A German court has ruled on a question I've been wondering about for quite a while. That may say at least as much about me as about the court, but that's as may be.
The case involves the trend toward couples combining their surnames and creating a hyphenated last name. The question is: if that trend were to continue over multiple generations, wouldn't the names eventually become too long?
For example, if George Walker Bush's grandparents and parents had done that, he could be George Robinson-Pierce-Walker-Bush. The former president has, of course, been called many things over the past few years, but never that.
The German court decided: two names joined together, and that's it.
However, the Times article on this subject notes that German aristocrats have traditionally carried long names.
As is so often the case, I'm reminded of the British TV show Monty Python's Flying Circus.
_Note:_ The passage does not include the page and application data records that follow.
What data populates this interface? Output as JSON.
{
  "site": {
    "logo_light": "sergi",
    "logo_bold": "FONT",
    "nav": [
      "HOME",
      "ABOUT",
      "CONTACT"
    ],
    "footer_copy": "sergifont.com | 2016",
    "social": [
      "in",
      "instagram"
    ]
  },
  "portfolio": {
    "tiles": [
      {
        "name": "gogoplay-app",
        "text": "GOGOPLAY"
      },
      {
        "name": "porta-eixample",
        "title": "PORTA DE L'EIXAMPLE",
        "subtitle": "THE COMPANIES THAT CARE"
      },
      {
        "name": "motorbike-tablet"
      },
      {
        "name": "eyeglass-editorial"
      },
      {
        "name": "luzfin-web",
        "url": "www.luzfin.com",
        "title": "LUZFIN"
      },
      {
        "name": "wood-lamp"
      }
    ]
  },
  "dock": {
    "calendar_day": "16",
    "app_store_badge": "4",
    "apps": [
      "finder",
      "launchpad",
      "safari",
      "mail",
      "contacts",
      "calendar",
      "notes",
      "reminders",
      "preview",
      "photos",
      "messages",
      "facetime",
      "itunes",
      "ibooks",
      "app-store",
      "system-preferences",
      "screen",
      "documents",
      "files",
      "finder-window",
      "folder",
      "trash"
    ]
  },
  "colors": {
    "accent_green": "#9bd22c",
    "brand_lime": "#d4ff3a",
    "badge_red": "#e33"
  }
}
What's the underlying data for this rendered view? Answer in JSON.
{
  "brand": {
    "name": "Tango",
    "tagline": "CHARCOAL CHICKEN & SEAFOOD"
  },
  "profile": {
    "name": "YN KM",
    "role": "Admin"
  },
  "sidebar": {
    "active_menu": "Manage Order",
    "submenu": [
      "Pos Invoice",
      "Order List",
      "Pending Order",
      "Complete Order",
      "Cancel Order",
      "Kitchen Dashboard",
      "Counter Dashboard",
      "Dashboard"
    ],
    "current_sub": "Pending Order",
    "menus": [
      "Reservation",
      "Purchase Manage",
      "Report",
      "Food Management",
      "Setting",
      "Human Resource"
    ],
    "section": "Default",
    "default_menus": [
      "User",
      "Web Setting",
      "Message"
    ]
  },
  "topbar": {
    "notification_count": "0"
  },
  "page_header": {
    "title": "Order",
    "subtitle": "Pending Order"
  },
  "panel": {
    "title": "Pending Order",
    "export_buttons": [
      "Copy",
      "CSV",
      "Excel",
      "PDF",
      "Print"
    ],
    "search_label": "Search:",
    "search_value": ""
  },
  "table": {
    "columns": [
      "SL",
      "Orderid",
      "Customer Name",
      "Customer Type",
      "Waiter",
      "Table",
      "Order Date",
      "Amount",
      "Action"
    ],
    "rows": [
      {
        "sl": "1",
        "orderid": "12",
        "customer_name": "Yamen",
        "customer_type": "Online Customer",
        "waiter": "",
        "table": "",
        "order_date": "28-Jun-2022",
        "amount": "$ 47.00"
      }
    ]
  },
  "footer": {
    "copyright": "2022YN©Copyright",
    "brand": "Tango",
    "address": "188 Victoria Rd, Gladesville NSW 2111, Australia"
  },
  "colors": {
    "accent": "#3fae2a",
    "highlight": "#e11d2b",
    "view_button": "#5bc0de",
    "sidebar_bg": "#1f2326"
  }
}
They parodied that German tradition with the story of a composer named Johann Gambolputty de von Ausfern- schplenden- schlitter- crasscrenbon- fried- digger- dingle- dangle- dongle- dungle- burstein- von- knacker- thrasher- apple- banger- horowitz- ticolensic- grander- knotty- spelltinkle- grandlich- grumblemeyer- spelterwasser- kurstlich- himbleeisen- bahnwagen- gutenabend- bitte- ein- nürnburger- bratwustle- gerspurten- mitz- weimache- luber- hundsfut- gumberaber- shönedanker- kalbsfleisch- mittler- aucher von Hautkopft auf Ulm.
Ever the iconoclasts, I'm sure the Python troupe are glad to find themselves seriously in violation of German law.